What does it take to become a barbecue pitmaster? There’s an entire mythology surrounding the term, mainly because everyone from backyard enthusiasts to the folks running the top meat joints in Texas aspire to be the best at their craft. But Texas Monthly’s Barbecue Editor Daniel Vaughn says only a select few barbecue chefs can be deemed a master of the pit.
Vaughn says a master is someone who truly “knows their way around a barbecue pit,” and not every proprietor has earned that title, including one at a now-defunct restaurant in Victoria.
“He had cooked 10,000 pounds of brisket. …The barbecue was terrible. He certainly hadn’t mastered the pit,” Vaughn says.
He says in Texas, there’s only a few true pitmasters, including Bobby Mueller of Louie Mueller Barbecue in Taylor. Vaughn says Bobby’s son John also thinks of his dad that way. Bobby died in 2008.
“Certainly, I would agree with that,” Vauhgn says.
But Vaughn says the term “pitmaster” is a fairly new one.
“It really became popular in the early ’80s. Before that, you would see other terms like barbecuer, barbecue cook, barbecue chef. But my favorite was ‘master barbecuer,'” Vaughn says.
Despite the growing popularity of barbecue in culinary circles, pitmasters don’t have the same fame as other top chefs. Vaughn says that’s partly because there aren’t as many awards available to them.
“They either make [Texas Monthly’s] top-50 list, or they are recognized alongside chefs and judged against chefs in awards like the James Beard Award,” Vaughn says.
He says the closest thing is the Barbecue Hall of Fame, which has honored new inductees every year since 2012.

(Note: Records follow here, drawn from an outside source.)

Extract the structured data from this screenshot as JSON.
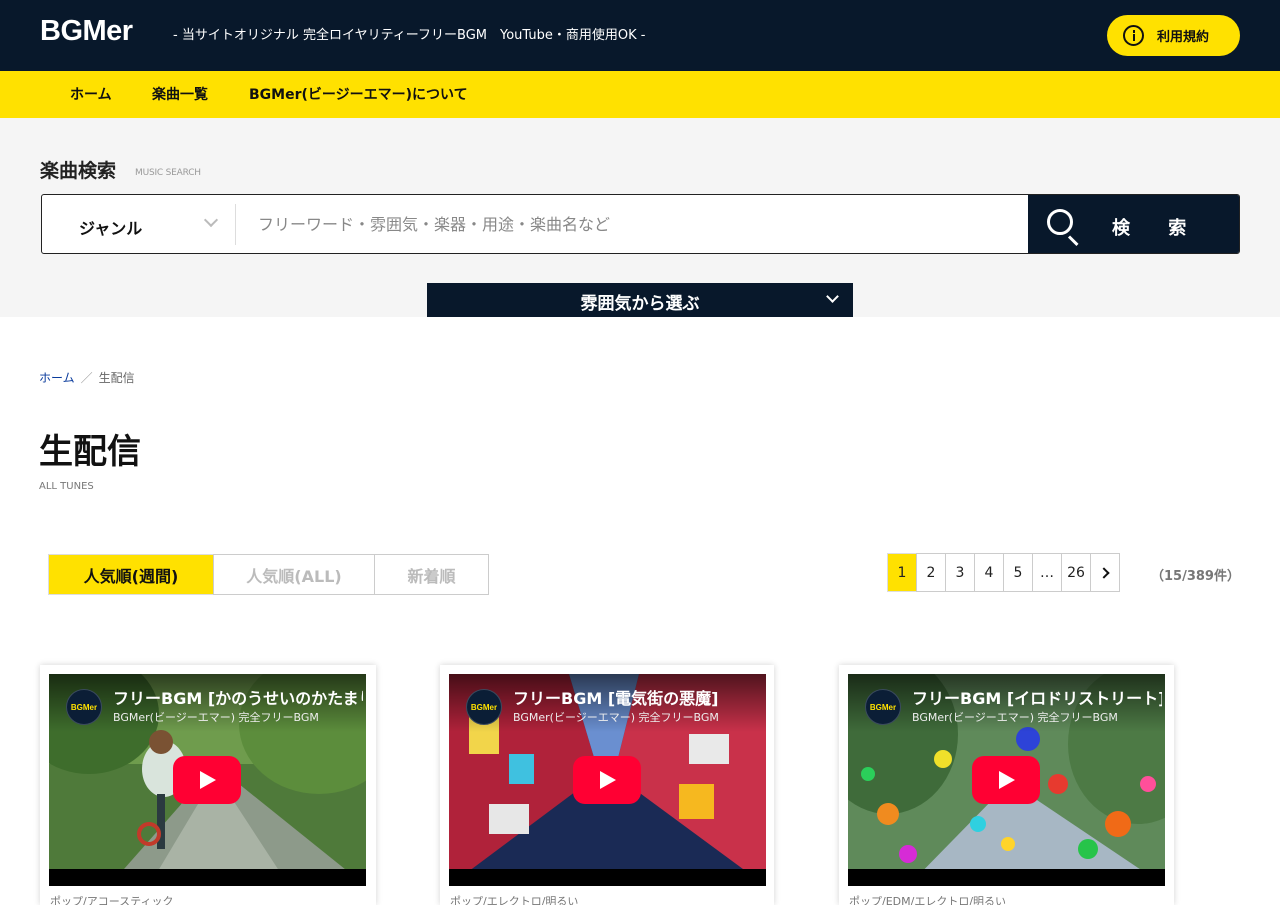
{
  "header": {
    "logo": "BGMer",
    "tagline": "- 当サイトオリジナル 完全ロイヤリティーフリーBGM　YouTube・商用使用OK -",
    "terms_label": "利用規約"
  },
  "nav": {
    "items": [
      "ホーム",
      "楽曲一覧",
      "BGMer(ビージーエマー)について"
    ]
  },
  "search": {
    "title": "楽曲検索",
    "subtitle": "MUSIC SEARCH",
    "genre_label": "ジャンル",
    "placeholder": "フリーワード・雰囲気・楽器・用途・楽曲名など",
    "button_label": "検 索",
    "mood_label": "雰囲気から選ぶ"
  },
  "breadcrumb": {
    "home": "ホーム",
    "separator": "／",
    "current": "生配信"
  },
  "page": {
    "title": "生配信",
    "subtitle": "ALL TUNES"
  },
  "sort_tabs": [
    {
      "label": "人気順(週間)",
      "active": true
    },
    {
      "label": "人気順(ALL)",
      "active": false
    },
    {
      "label": "新着順",
      "active": false
    }
  ],
  "pagination": {
    "pages": [
      "1",
      "2",
      "3",
      "4",
      "5",
      "…",
      "26"
    ],
    "current": "1",
    "count_text": "（15/389件）"
  },
  "cards": [
    {
      "channel_avatar": "BGMer",
      "title": "フリーBGM [かのうせいのかたまり]",
      "channel": "BGMer(ビージーエマー) 完全フリーBGM",
      "meta": "ポップ/アコースティック"
    },
    {
      "channel_avatar": "BGMer",
      "title": "フリーBGM [電気街の悪魔]",
      "channel": "BGMer(ビージーエマー) 完全フリーBGM",
      "meta": "ポップ/エレクトロ/明るい"
    },
    {
      "channel_avatar": "BGMer",
      "title": "フリーBGM [イロドリストリート]",
      "channel": "BGMer(ビージーエマー) 完全フリーBGM",
      "meta": "ポップ/EDM/エレクトロ/明るい"
    }
  ],
  "colors": {
    "header_bg": "#08182b",
    "accent": "#ffe100",
    "play_red": "#ff0033"
  }
}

“That’s a really, really select few pitmasters out there,” Vaughn says. “I think it’s worth exploring a term, or at least something to recognize the folks who really know what they’re doing.”
Written by Caroline Covington.